TOKYO, Sept 16 — Japanese ruling party president Yoshihide Suga was poised to become the nation’s next prime minister today, pulling together a “continuity” Cabinet, about half of which will not change from the current makeup, local media reported.
Suga, a longtime aide and chief Cabinet secretary under outgoing Prime Minister Shinzo Abe, on Monday won a landslide victory to take over the Liberal Democratic Party (LDP). He pledged to carry on many of Abe’s programmes, including his signature “Abenomics” economic strategy.
He faces numerous challenges, including tackling Covid-19 while reviving a battered economy and dealing with a rapidly aging society, in which nearly a third of the population is older than 65.

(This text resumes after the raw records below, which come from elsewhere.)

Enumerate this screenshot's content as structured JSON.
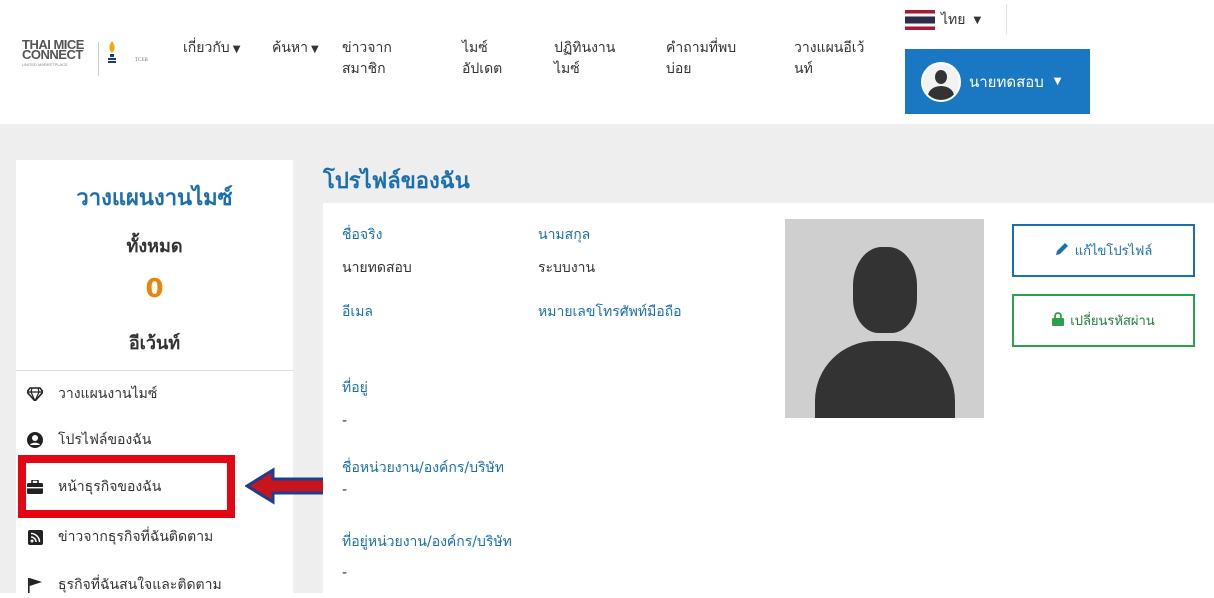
{
  "header": {
    "logo": {
      "line1": "THAI MICE",
      "line2": "CONNECT",
      "tagline": "UNITED MARKETPLACE",
      "partner": "TCEB"
    },
    "nav": [
      {
        "label": "เกี่ยวกับ",
        "has_caret": true
      },
      {
        "label": "ค้นหา",
        "has_caret": true
      },
      {
        "label": "ข่าวจาก\nสมาชิก",
        "has_caret": false
      },
      {
        "label": "ไมซ์\nอัปเดต",
        "has_caret": false
      },
      {
        "label": "ปฏิทินงาน\nไมซ์",
        "has_caret": false
      },
      {
        "label": "คำถามที่พบ\nบ่อย",
        "has_caret": false
      },
      {
        "label": "วางแผนอีเว้\nนท์",
        "has_caret": false
      }
    ],
    "language": {
      "label": "ไทย",
      "flag": "thai-flag-icon"
    },
    "user": {
      "name": "นายทดสอบ"
    },
    "accent_color": "#1a78c2"
  },
  "sidebar": {
    "title": "วางแผนงานไมซ์",
    "total_label": "ทั้งหมด",
    "count": "0",
    "unit": "อีเว้นท์",
    "menu": [
      {
        "label": "วางแผนงานไมซ์",
        "icon": "diamond-icon"
      },
      {
        "label": "โปรไฟล์ของฉัน",
        "icon": "user-circle-icon"
      },
      {
        "label": "หน้าธุรกิจของฉัน",
        "icon": "briefcase-icon"
      },
      {
        "label": "ข่าวจากธุรกิจที่ฉันติดตาม",
        "icon": "rss-icon"
      },
      {
        "label": "ธุรกิจที่ฉันสนใจและติดตาม",
        "icon": "flag-icon"
      }
    ]
  },
  "profile": {
    "title": "โปรไฟล์ของฉัน",
    "first_name_label": "ชื่อจริง",
    "first_name": "นายทดสอบ",
    "last_name_label": "นามสกุล",
    "last_name": "ระบบงาน",
    "email_label": "อีเมล",
    "phone_label": "หมายเลขโทรศัพท์มือถือ",
    "address_label": "ที่อยู่",
    "address": "-",
    "org_label": "ชื่อหน่วยงาน/องค์กร/บริษัท",
    "org": "-",
    "org_address_label": "ที่อยู่หน่วยงาน/องค์กร/บริษัท",
    "org_address": "-",
    "edit_button": "แก้ไขโปรไฟล์",
    "change_password_button": "เปลี่ยนรหัสผ่าน"
  }
}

Abe, whose support was critical in ensuring Suga’s victory in the party election this week, entered the prime minister’s office on the last day of his tenure and thanked the people of Japan, vowing to support the incoming government as a regular member of parliament.
Abe added that the medicine he’s taking for his chronic illness is working that and he is recovering.

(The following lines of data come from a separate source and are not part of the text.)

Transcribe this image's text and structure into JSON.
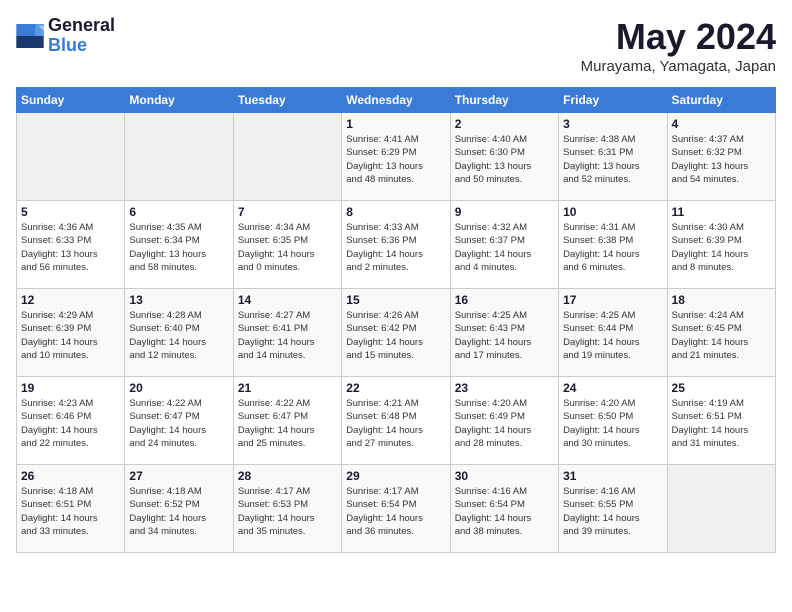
{
  "header": {
    "logo_line1": "General",
    "logo_line2": "Blue",
    "month": "May 2024",
    "location": "Murayama, Yamagata, Japan"
  },
  "weekdays": [
    "Sunday",
    "Monday",
    "Tuesday",
    "Wednesday",
    "Thursday",
    "Friday",
    "Saturday"
  ],
  "weeks": [
    [
      {
        "day": "",
        "content": ""
      },
      {
        "day": "",
        "content": ""
      },
      {
        "day": "",
        "content": ""
      },
      {
        "day": "1",
        "content": "Sunrise: 4:41 AM\nSunset: 6:29 PM\nDaylight: 13 hours\nand 48 minutes."
      },
      {
        "day": "2",
        "content": "Sunrise: 4:40 AM\nSunset: 6:30 PM\nDaylight: 13 hours\nand 50 minutes."
      },
      {
        "day": "3",
        "content": "Sunrise: 4:38 AM\nSunset: 6:31 PM\nDaylight: 13 hours\nand 52 minutes."
      },
      {
        "day": "4",
        "content": "Sunrise: 4:37 AM\nSunset: 6:32 PM\nDaylight: 13 hours\nand 54 minutes."
      }
    ],
    [
      {
        "day": "5",
        "content": "Sunrise: 4:36 AM\nSunset: 6:33 PM\nDaylight: 13 hours\nand 56 minutes."
      },
      {
        "day": "6",
        "content": "Sunrise: 4:35 AM\nSunset: 6:34 PM\nDaylight: 13 hours\nand 58 minutes."
      },
      {
        "day": "7",
        "content": "Sunrise: 4:34 AM\nSunset: 6:35 PM\nDaylight: 14 hours\nand 0 minutes."
      },
      {
        "day": "8",
        "content": "Sunrise: 4:33 AM\nSunset: 6:36 PM\nDaylight: 14 hours\nand 2 minutes."
      },
      {
        "day": "9",
        "content": "Sunrise: 4:32 AM\nSunset: 6:37 PM\nDaylight: 14 hours\nand 4 minutes."
      },
      {
        "day": "10",
        "content": "Sunrise: 4:31 AM\nSunset: 6:38 PM\nDaylight: 14 hours\nand 6 minutes."
      },
      {
        "day": "11",
        "content": "Sunrise: 4:30 AM\nSunset: 6:39 PM\nDaylight: 14 hours\nand 8 minutes."
      }
    ],
    [
      {
        "day": "12",
        "content": "Sunrise: 4:29 AM\nSunset: 6:39 PM\nDaylight: 14 hours\nand 10 minutes."
      },
      {
        "day": "13",
        "content": "Sunrise: 4:28 AM\nSunset: 6:40 PM\nDaylight: 14 hours\nand 12 minutes."
      },
      {
        "day": "14",
        "content": "Sunrise: 4:27 AM\nSunset: 6:41 PM\nDaylight: 14 hours\nand 14 minutes."
      },
      {
        "day": "15",
        "content": "Sunrise: 4:26 AM\nSunset: 6:42 PM\nDaylight: 14 hours\nand 15 minutes."
      },
      {
        "day": "16",
        "content": "Sunrise: 4:25 AM\nSunset: 6:43 PM\nDaylight: 14 hours\nand 17 minutes."
      },
      {
        "day": "17",
        "content": "Sunrise: 4:25 AM\nSunset: 6:44 PM\nDaylight: 14 hours\nand 19 minutes."
      },
      {
        "day": "18",
        "content": "Sunrise: 4:24 AM\nSunset: 6:45 PM\nDaylight: 14 hours\nand 21 minutes."
      }
    ],
    [
      {
        "day": "19",
        "content": "Sunrise: 4:23 AM\nSunset: 6:46 PM\nDaylight: 14 hours\nand 22 minutes."
      },
      {
        "day": "20",
        "content": "Sunrise: 4:22 AM\nSunset: 6:47 PM\nDaylight: 14 hours\nand 24 minutes."
      },
      {
        "day": "21",
        "content": "Sunrise: 4:22 AM\nSunset: 6:47 PM\nDaylight: 14 hours\nand 25 minutes."
      },
      {
        "day": "22",
        "content": "Sunrise: 4:21 AM\nSunset: 6:48 PM\nDaylight: 14 hours\nand 27 minutes."
      },
      {
        "day": "23",
        "content": "Sunrise: 4:20 AM\nSunset: 6:49 PM\nDaylight: 14 hours\nand 28 minutes."
      },
      {
        "day": "24",
        "content": "Sunrise: 4:20 AM\nSunset: 6:50 PM\nDaylight: 14 hours\nand 30 minutes."
      },
      {
        "day": "25",
        "content": "Sunrise: 4:19 AM\nSunset: 6:51 PM\nDaylight: 14 hours\nand 31 minutes."
      }
    ],
    [
      {
        "day": "26",
        "content": "Sunrise: 4:18 AM\nSunset: 6:51 PM\nDaylight: 14 hours\nand 33 minutes."
      },
      {
        "day": "27",
        "content": "Sunrise: 4:18 AM\nSunset: 6:52 PM\nDaylight: 14 hours\nand 34 minutes."
      },
      {
        "day": "28",
        "content": "Sunrise: 4:17 AM\nSunset: 6:53 PM\nDaylight: 14 hours\nand 35 minutes."
      },
      {
        "day": "29",
        "content": "Sunrise: 4:17 AM\nSunset: 6:54 PM\nDaylight: 14 hours\nand 36 minutes."
      },
      {
        "day": "30",
        "content": "Sunrise: 4:16 AM\nSunset: 6:54 PM\nDaylight: 14 hours\nand 38 minutes."
      },
      {
        "day": "31",
        "content": "Sunrise: 4:16 AM\nSunset: 6:55 PM\nDaylight: 14 hours\nand 39 minutes."
      },
      {
        "day": "",
        "content": ""
      }
    ]
  ]
}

Earlier, in a video posted on Twitter, he said: “Your likes and comments were a big support and helped us accomplish a lot. Sadly, some issues have been left undone.”
According to media reports, roughly half the Cabinet will be made up of people from the Abe Cabinet, and there are only two women.
Among those retaining their jobs are key players such as Finance Minister Taro Aso, Minister of Foreign Affairs Toshimitsu Motegi and several others, including Olympics Minister Seiko Hashimoto and Environment Minister Shinjiro Koizumi.
Abe’s younger brother, Nobuo Kishi, is expected to be tapped for the defence portfolio, while current Defence Minister Taro Kono will take charge of administrative reform.
Yasutoshi Nishimura is likely to be reappointed as economy minister, while Trade and Industry Minister Hiroshi Kajiyama, the son of a politician to whom Suga looked up as his mentor, is seen as retaining his post.
Katsunobu Kato, the health minister who became the face of Japan’s response to the coronavirus in the early days of the pandemic, will take over the key chief Cabinet secretary post from Suga.
“Many different elements are needed,” Suga said on Monday, when asked about who should replace him. “One is their fit with the prime minister, but thinking about it overall, they also need to have broad strengths, that will be the most calming.” — Reuters